-- What you need to do --
Give the number of lines below that hold "KARSHER", and only that.

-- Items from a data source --
====
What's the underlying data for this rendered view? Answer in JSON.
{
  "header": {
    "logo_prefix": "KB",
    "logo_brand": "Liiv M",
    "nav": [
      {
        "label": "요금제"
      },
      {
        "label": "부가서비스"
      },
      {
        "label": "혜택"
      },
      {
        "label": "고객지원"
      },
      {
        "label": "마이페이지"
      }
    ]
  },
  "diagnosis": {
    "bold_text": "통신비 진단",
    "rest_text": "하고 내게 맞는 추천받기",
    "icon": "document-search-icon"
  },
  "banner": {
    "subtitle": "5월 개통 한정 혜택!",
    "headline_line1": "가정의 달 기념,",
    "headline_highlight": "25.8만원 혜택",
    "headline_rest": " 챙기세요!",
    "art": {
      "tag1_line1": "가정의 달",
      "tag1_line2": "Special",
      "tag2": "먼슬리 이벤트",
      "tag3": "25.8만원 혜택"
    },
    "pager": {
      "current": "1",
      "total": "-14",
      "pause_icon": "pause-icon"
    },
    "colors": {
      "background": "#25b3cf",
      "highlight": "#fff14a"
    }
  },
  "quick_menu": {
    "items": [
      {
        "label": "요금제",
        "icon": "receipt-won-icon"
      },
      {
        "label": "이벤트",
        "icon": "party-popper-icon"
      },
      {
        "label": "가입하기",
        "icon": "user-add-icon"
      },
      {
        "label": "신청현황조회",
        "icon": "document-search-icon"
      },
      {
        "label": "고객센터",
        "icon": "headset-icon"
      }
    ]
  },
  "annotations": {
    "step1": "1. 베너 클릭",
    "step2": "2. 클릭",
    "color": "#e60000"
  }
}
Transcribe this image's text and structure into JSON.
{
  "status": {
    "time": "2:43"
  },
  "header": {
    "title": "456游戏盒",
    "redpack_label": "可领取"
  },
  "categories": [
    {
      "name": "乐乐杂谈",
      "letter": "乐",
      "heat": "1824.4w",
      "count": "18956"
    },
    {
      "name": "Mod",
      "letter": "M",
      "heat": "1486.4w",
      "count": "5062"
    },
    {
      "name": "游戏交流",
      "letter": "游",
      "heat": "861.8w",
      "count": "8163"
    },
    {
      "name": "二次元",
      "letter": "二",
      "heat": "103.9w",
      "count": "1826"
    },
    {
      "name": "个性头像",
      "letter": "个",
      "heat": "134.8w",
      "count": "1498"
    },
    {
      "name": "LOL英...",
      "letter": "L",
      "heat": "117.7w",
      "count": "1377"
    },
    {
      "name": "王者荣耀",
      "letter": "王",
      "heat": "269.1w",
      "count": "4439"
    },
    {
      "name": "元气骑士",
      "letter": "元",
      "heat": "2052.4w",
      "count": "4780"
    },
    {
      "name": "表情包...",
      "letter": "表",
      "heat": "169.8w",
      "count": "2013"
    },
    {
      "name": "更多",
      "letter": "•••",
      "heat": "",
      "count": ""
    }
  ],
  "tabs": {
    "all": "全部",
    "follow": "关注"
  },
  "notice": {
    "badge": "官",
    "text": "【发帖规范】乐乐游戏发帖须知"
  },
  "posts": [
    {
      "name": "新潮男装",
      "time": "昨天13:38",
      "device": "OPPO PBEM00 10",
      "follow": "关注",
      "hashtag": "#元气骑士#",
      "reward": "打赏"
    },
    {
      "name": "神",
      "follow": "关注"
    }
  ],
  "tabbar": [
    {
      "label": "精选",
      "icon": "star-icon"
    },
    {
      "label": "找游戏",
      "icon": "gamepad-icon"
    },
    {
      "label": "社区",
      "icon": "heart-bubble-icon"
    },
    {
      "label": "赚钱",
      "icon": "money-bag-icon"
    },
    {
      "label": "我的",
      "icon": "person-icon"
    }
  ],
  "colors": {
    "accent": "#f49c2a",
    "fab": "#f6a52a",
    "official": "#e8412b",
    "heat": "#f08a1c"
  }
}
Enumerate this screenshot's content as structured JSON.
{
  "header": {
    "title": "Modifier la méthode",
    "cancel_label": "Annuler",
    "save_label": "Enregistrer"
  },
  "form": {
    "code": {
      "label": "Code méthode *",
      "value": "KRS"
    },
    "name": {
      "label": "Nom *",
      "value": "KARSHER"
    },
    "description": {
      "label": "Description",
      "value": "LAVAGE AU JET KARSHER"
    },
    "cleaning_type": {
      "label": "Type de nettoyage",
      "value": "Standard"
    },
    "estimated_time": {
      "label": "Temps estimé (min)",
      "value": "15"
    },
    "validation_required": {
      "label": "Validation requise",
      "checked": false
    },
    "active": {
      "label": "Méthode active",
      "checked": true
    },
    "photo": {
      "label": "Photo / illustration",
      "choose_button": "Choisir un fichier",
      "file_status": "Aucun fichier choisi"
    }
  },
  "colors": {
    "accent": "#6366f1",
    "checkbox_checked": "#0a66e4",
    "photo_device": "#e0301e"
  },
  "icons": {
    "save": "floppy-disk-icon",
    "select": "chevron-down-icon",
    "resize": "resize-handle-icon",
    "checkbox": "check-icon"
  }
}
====
-- Response for this exercise --
2